There have been many observations made and questions asked about having a physical therapy clinic in a gym. One frequently asked question has been how to determine the difference between soreness and pain.
It is important to understand the difference between muscular soreness and pain. While is a healthy an anticipated result of exercise, pain is unhealthy and an abnormal response. The line between the can be difficult to recognize, and the ability to be able to differentiate between as sore muscle and actual pain is important in decreasing the chance of injury.
- Tender when touching muscles, tired or burning feeling while exercising, minimal dull, tight and achy feeling at rest
- Onset occurs during exercise and/or 24-72 hours after activity
- Improves with stretching, following movement (“warm-up discomfort”)
- Worsens with immobility
- Ache, sharp pain at rest or when exercising
- Occurs during exercise and can last for >3 days if not addressed
- Improves with R.I.C.E (rest, ice, compression, and elevation)
- Worsens with continued activity
If you are you’re experiencing extreme pain or pain lasting longer than 1-2 weeks you should seek the advice of a physician or physical therapist.
- http://www.apta.org. Accessed Oct. 26, 2017
Over the past decade, it appears that more and more athletes are being sidelined with season-ending injuries.
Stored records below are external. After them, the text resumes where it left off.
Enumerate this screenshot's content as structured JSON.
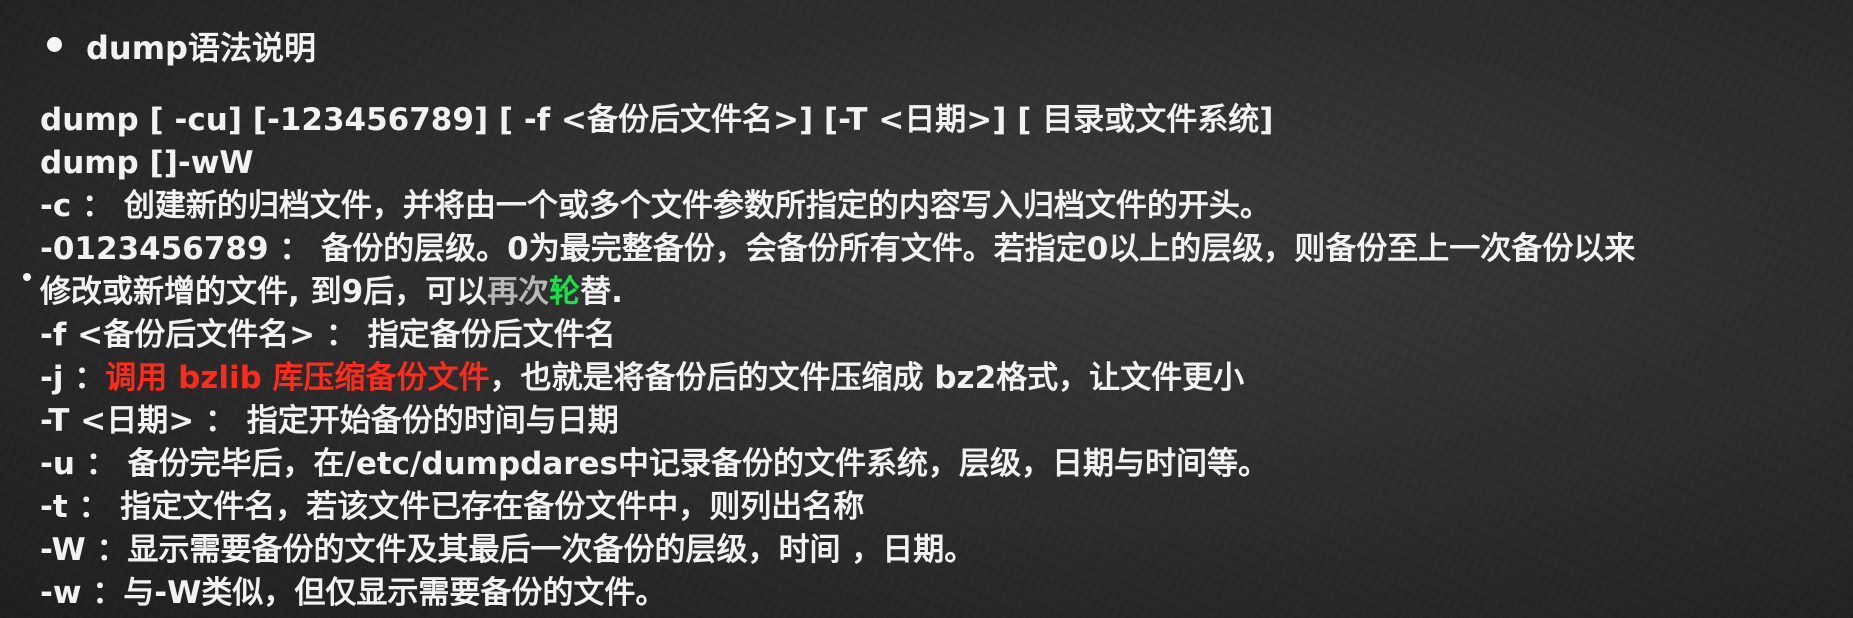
{
  "slide": {
    "title": "dump语法说明",
    "lines": [
      "dump  [ -cu]  [-123456789]  [ -f <备份后文件名>]  [-T <日期>]   [ 目录或文件系统]",
      "dump  []-wW",
      "-c ： 创建新的归档文件，并将由一个或多个文件参数所指定的内容写入归档文件的开头。",
      "-0123456789 ： 备份的层级。0为最完整备份，会备份所有文件。若指定0以上的层级，则备份至上一次备份以来",
      "-f <备份后文件名> ： 指定备份后文件名",
      "-T <日期> ： 指定开始备份的时间与日期",
      "-u ： 备份完毕后，在/etc/dumpdares中记录备份的文件系统，层级，日期与时间等。",
      "-t ： 指定文件名，若该文件已存在备份文件中，则列出名称",
      "-W ：显示需要备份的文件及其最后一次备份的层级，时间 ，日期。",
      "-w ：与-W类似，但仅显示需要备份的文件。"
    ],
    "modified_line": {
      "prefix": "修改或新增的文件, 到9后，可以",
      "grey": "再次",
      "green": "轮",
      "suffix": "替."
    },
    "j_line": {
      "prefix": "-j   ：",
      "red": "调用 bzlib 库压缩备份文件",
      "suffix": "，也就是将备份后的文件压缩成 bz2格式，让文件更小"
    }
  },
  "colors": {
    "background": "#2b2b2b",
    "text": "#f2f2f2",
    "emphasis_red": "#ff2a1a",
    "highlight_green": "#16e04a"
  }
}
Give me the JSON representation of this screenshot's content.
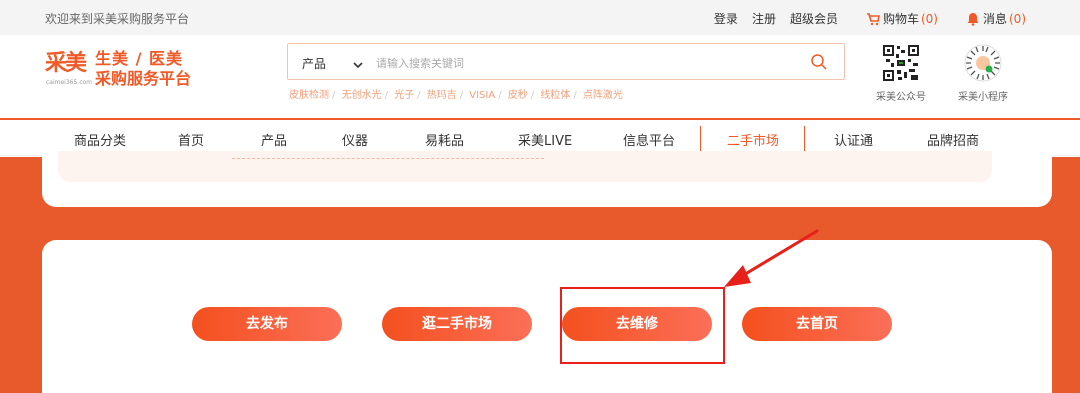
{
  "topbar": {
    "welcome": "欢迎来到采美采购服务平台",
    "login": "登录",
    "register": "注册",
    "vip": "超级会员",
    "cart_label": "购物车",
    "cart_count": "(0)",
    "msg_label": "消息",
    "msg_count": "(0)"
  },
  "logo": {
    "mark": "采美",
    "mark_sub": "caimei365.com",
    "line1": "生美 / 医美",
    "line2": "采购服务平台"
  },
  "search": {
    "category": "产品",
    "placeholder": "请输入搜索关键词"
  },
  "hot_keywords": [
    "皮肤检测",
    "无创水光",
    "光子",
    "热玛吉",
    "VISIA",
    "皮秒",
    "线粒体",
    "点阵激光"
  ],
  "qr": {
    "official": "采美公众号",
    "mini": "采美小程序"
  },
  "nav": {
    "items": [
      "商品分类",
      "首页",
      "产品",
      "仪器",
      "易耗品",
      "采美LIVE",
      "信息平台",
      "二手市场",
      "认证通",
      "品牌招商"
    ],
    "active": "二手市场"
  },
  "actions": {
    "publish": "去发布",
    "browse": "逛二手市场",
    "repair": "去维修",
    "home": "去首页"
  },
  "colors": {
    "accent": "#f05a28",
    "annotation": "#e8201a"
  }
}
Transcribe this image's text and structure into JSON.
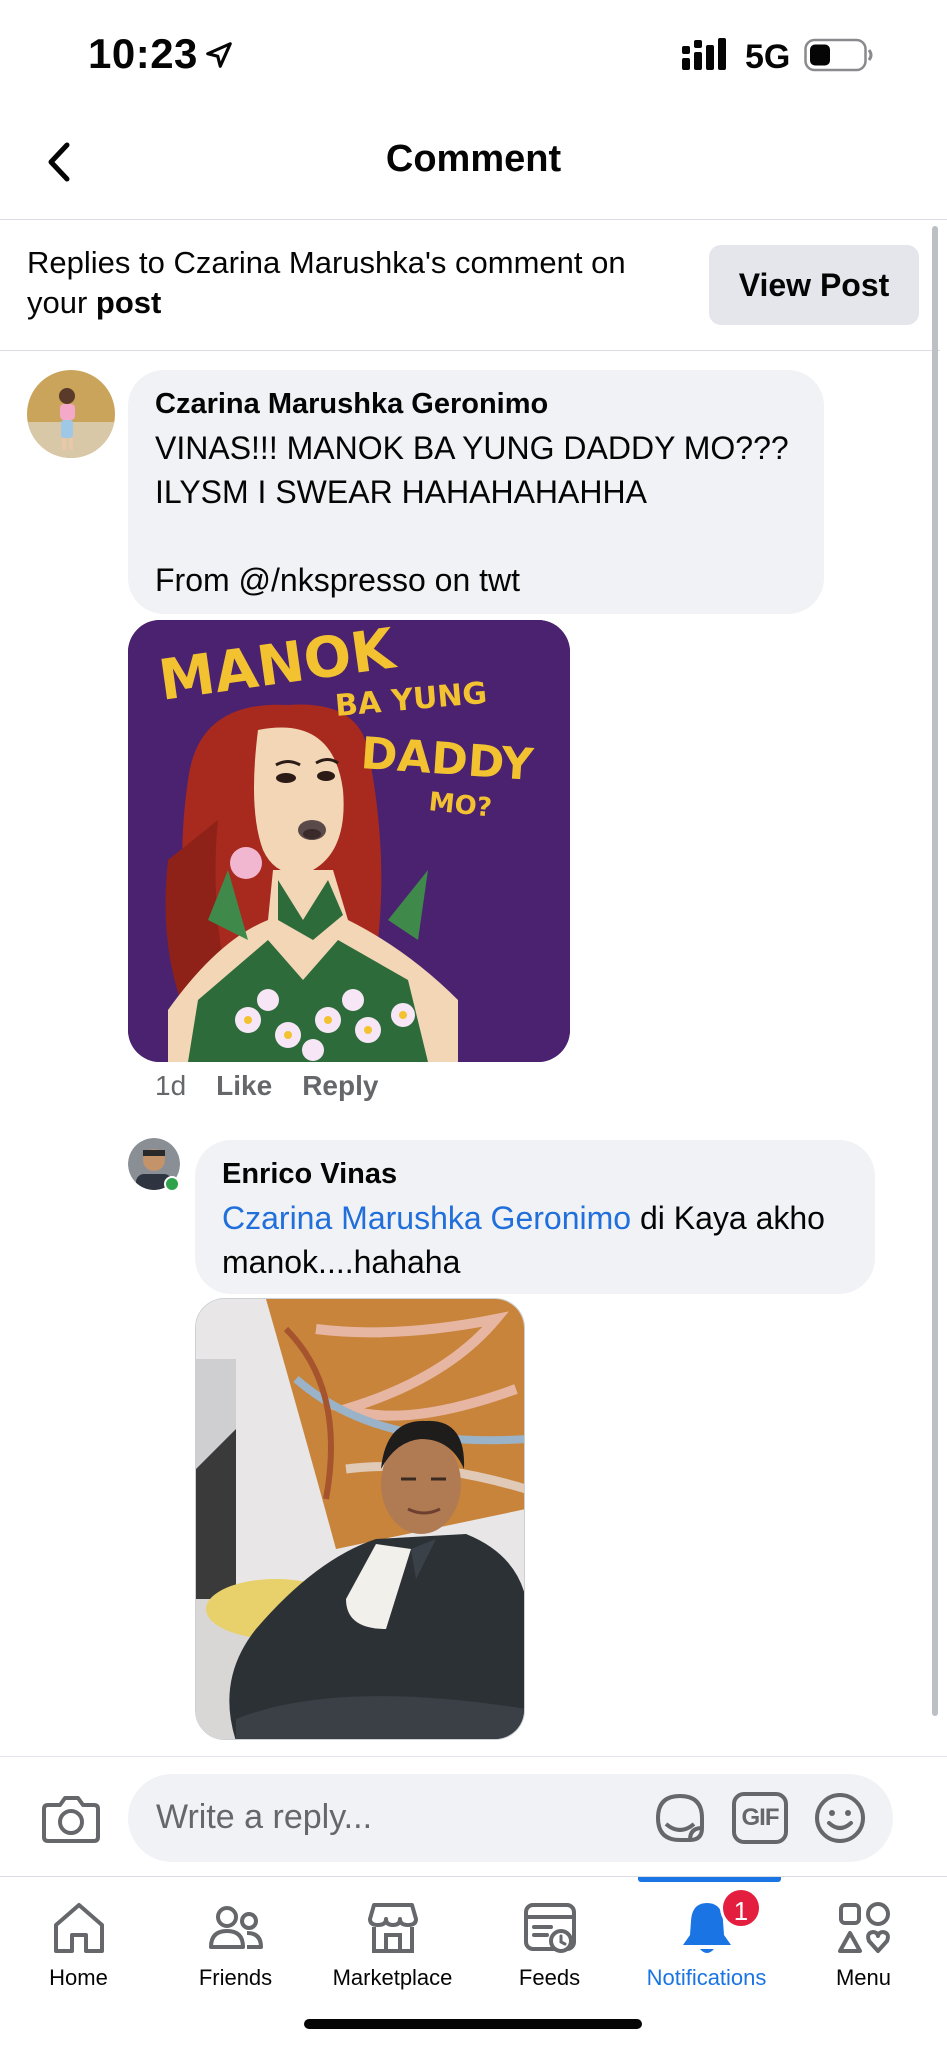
{
  "status_bar": {
    "time": "10:23",
    "network": "5G"
  },
  "header": {
    "title": "Comment",
    "back_icon": "chevron-left-icon"
  },
  "context": {
    "text_prefix": "Replies to Czarina Marushka's comment on your ",
    "text_link": "post",
    "view_post_label": "View Post"
  },
  "comments": [
    {
      "author": "Czarina Marushka Geronimo",
      "text": "VINAS!!! MANOK BA YUNG DADDY MO???\nILYSM I SWEAR HAHAHAHAHHA\n\nFrom @/nkspresso on twt",
      "sticker_text": [
        "MANOK",
        "BA YUNG",
        "DADDY",
        "MO?"
      ],
      "time": "1d",
      "like_label": "Like",
      "reply_label": "Reply"
    },
    {
      "author": "Enrico Vinas",
      "mention": "Czarina Marushka Geronimo",
      "text_after_mention": " di Kaya akho manok....hahaha",
      "online": true
    }
  ],
  "composer": {
    "placeholder": "Write a reply...",
    "icons": [
      "camera-icon",
      "sticker-icon",
      "gif-icon",
      "emoji-icon"
    ],
    "gif_label": "GIF"
  },
  "bottom_nav": {
    "items": [
      {
        "label": "Home",
        "icon": "home-icon"
      },
      {
        "label": "Friends",
        "icon": "friends-icon"
      },
      {
        "label": "Marketplace",
        "icon": "marketplace-icon"
      },
      {
        "label": "Feeds",
        "icon": "feeds-icon"
      },
      {
        "label": "Notifications",
        "icon": "bell-icon",
        "active": true,
        "badge": "1"
      },
      {
        "label": "Menu",
        "icon": "menu-icon"
      }
    ]
  },
  "colors": {
    "accent": "#1b74e4",
    "mention": "#216fdb",
    "badge": "#e41e3f",
    "bubble": "#f0f2f5",
    "sticker_bg": "#4a2270",
    "sticker_text": "#f2c230"
  }
}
While there are many differing reasons for injuries that are out of the athlete’s control, here are a few possible reasons that can be self-managed:
Lack of proper warm-up and/or cool-down
- There are still many teams that have improper/inefficient warm-ups, causing athletes to be ill-prepared for competition, as well as possibly increasing the athlete’s chance for injury.
Lack of “base/foundational strength” prior to start of season
- While overall condition and strengthening is important, there are many athletes that go straight into their season (going from couch/computer to court).
Overall decrease in stabilization muscles
- Technology has benefitted many kids with the knowledge-base for the digital-age; However, this can also have an impact if kids are staying indoors.
- Because more kids are staying indoors, there are less chances to get outdoors (running/jumping/etc.), causing a decrease in overall strength and stabilization in muscles
Athletes have been using UBE strength training in conjunction with physical therapy, as needed, to prepare for their upcoming sports to gain/maintain strength and stabilization. If you have any questions about training or physical therapy, contact UBE via phone: (207) 992-4000 or email: firstname.lastname@example.org
October is the month in which we have the chance to celebrate the power of Physical Therapy. As PT’s, we have the opportunity to play a significant role in helping people overcome both physical and mental hardships of an injury.
Come check out UBE Physical Therapy for a FREE 30-minute consultation to assess your needs and how you can improve your overall health and wellness.